═══ AVAILABLE DATA ═══

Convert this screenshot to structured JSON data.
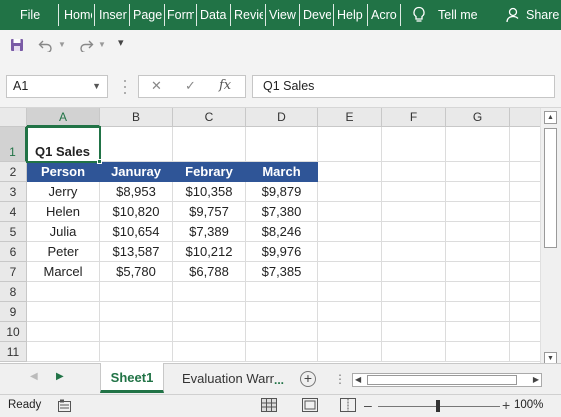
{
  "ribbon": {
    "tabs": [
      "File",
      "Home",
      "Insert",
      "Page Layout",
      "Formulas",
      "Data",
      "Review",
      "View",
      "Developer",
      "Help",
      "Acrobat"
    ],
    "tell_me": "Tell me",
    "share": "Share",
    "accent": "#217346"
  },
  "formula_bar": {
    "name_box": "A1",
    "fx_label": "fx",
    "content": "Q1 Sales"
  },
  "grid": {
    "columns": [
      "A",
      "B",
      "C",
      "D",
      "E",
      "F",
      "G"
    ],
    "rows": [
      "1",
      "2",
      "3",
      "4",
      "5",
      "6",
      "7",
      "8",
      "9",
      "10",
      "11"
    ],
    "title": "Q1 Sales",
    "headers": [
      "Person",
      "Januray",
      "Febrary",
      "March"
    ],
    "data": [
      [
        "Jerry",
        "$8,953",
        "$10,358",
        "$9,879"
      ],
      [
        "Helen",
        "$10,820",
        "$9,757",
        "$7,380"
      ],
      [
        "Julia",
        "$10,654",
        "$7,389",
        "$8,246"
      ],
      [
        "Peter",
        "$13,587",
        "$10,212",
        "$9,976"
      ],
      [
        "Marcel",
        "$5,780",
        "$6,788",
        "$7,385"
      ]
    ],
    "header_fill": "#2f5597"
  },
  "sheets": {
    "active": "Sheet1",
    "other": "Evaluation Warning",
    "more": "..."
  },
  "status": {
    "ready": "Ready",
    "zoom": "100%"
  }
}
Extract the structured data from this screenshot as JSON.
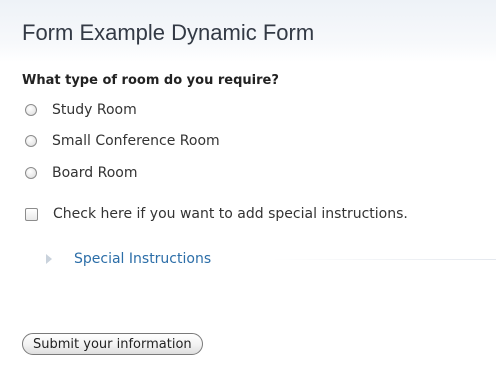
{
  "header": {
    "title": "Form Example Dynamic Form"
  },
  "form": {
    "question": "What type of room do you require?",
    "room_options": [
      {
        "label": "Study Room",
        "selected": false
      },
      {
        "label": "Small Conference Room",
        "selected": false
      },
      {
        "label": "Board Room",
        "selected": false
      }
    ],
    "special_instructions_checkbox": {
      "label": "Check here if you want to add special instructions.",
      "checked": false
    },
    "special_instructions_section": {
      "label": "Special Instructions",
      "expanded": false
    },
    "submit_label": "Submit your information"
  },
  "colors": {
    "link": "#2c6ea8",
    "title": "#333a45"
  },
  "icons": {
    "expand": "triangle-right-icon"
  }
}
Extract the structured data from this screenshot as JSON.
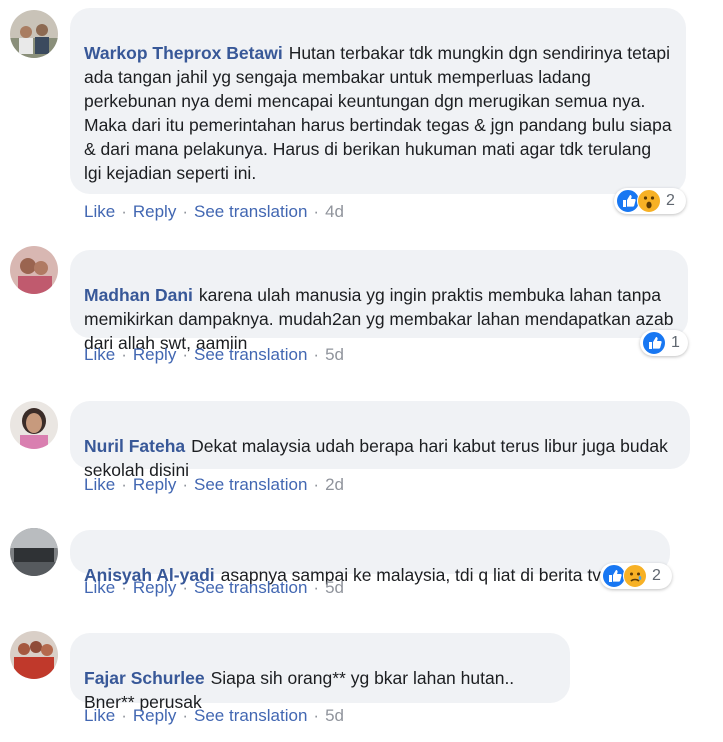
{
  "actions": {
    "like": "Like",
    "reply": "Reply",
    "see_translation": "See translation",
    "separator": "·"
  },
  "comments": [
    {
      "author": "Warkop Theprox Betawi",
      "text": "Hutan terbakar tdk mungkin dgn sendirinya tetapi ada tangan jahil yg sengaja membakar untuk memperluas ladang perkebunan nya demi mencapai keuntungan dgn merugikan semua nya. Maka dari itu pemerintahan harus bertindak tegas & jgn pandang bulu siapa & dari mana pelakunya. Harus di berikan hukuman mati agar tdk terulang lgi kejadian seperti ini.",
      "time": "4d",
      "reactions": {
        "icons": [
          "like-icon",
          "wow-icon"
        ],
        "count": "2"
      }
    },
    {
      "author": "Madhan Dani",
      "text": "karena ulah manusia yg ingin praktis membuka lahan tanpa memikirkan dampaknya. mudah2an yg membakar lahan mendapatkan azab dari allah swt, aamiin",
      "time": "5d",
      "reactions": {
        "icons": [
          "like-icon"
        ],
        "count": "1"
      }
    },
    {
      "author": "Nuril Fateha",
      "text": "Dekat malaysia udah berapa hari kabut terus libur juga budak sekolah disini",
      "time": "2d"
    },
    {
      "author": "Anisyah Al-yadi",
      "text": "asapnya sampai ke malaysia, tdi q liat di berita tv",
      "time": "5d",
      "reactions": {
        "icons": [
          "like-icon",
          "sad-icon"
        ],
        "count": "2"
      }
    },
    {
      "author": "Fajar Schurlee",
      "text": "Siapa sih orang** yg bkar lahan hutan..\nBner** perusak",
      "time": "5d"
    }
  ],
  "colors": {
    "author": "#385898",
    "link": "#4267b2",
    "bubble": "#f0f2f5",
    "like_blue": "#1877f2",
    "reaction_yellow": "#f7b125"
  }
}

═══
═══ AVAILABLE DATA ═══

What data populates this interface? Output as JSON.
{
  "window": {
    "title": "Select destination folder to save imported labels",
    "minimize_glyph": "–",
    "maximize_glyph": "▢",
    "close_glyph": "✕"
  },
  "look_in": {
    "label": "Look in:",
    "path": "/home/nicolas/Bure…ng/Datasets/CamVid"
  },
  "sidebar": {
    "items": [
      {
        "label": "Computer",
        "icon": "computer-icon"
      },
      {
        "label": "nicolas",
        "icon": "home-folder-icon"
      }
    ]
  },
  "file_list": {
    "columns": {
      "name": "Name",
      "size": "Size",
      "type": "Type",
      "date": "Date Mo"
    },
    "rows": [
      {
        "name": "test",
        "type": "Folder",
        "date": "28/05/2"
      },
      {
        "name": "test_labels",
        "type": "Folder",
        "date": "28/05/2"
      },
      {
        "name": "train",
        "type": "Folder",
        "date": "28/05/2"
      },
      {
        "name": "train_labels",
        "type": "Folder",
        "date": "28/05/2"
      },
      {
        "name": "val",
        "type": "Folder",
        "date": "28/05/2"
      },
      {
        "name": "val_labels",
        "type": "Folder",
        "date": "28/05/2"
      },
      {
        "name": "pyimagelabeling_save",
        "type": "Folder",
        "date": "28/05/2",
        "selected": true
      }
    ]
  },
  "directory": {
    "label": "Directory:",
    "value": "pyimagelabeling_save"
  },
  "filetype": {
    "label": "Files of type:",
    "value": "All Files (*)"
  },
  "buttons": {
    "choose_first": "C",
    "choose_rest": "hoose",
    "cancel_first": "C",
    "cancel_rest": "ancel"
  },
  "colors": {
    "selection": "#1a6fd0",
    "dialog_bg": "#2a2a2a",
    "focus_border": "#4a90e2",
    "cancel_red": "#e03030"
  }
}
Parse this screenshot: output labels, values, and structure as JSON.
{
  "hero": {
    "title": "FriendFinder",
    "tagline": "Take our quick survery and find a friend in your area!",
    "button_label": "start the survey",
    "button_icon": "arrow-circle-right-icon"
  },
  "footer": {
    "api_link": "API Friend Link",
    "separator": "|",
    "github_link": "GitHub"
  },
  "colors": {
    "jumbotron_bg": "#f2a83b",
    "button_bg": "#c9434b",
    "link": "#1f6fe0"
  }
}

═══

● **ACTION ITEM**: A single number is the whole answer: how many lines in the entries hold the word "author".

● **FINISHED EXERCISE**: 6